Trustee: Is the information contained in the petition and all accompanying documents true and correct?

Debtor: Yes

Trustee: Are there any errors or omissions that you are aware of at this time?

Debtor: No

Trustee: Did anyone assist you in completing your petition and Schedules?

Debtor: Yes, a non-profit that provides free assistance.

Trustee: Have you identified all of your assets on Schedules A and B?

Debtor: Yes. 

At this point, the Trustee can ask about your assets. The Trustee’s main job is to make sure everything in your paperwork is correct and accurate.

Trustee: Do you own, or do you have any interest whatsoever in any real estate anywhere in the world?

Debtor: No.

Trustee: Have you made any transfers or property or given any property away within the last one-year period worth over $600?

Debtor: No.

Trustee: Have you been injured in any way for which you expect to sue for?

Debtor: No.

Trustee: Do you have a claim against anyone or any business?

Debtor: No

Trustee: Are you entitled to any inheritance or life insurance proceeds because someone has died?

Debtor: No

Trustee: Does anybody owe you any money?

Debtor: No. I wish!

Trustee: Is anybody holding property for you?

Debtor: No.

Trustee: Are you holding property for anyone else?

Debtor: No.

Trustee: Do you have any domestic support obligations, such as child support or alimony?

Debtor: No.
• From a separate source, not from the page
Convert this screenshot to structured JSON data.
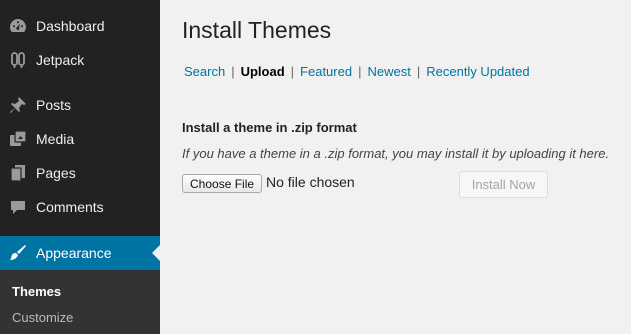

Trustee: Have you completed your financial management course (course 2)?

Debtor: Yes.

Trustee: You have sent me your tax returns and your most recent paystubs. I will conclude this meeting.

Debtor: That wasn’t bad at all! What happens now?

Trustee: I can’t give you legal advice, but most bankruptcy filers receive their Chapter 7 bankruptcy discharge about 2 to 3 months after their meeting. 

↑ Back to top

It's easy to get help

Choose one of the options below to get assistance with your bankruptcy:
Page 1Created with Sketch.

Free Bankruptcy Help

Take our bankruptcy screener to see if you're a fit for Upsolve's free service!

3,045 families filed with Upsolve ☆
OR

Private Attorney

Get a free bankruptcy evaluation from a local law firm.

Questions about bankruptcy?

Research and understand your options with our articles and guides.

Go to Learning Center →

Questions about Upsolve?

Read Support Articles →
Legal Services Corporation
Robin Hood
The Upsolve Team
Harvard University
Fast Forward

Upsolve is a 501(c)(3) legal aid nonprofit that started in 2016. Our mission is to help low-income Americans in financial distress get a fresh start through Chapter 7 bankruptcy at no cost. We do this by combining the power of technology with attorneys. Spun out of Harvard Law School, our team includes lawyers, engineers, and judges. We have mission-driven funders that include the U.S. government, former Google CEO Eric Schmidt, and private charities.

To learn more, read our reviews from past clients, or read our press coverage.

Close

Considering Bankruptcy?

Are you interested in our free bankruptcy services, talking to someone about alternatives to bankruptcy, or a free consultation with a paid attorney?

Need bankruptcy help?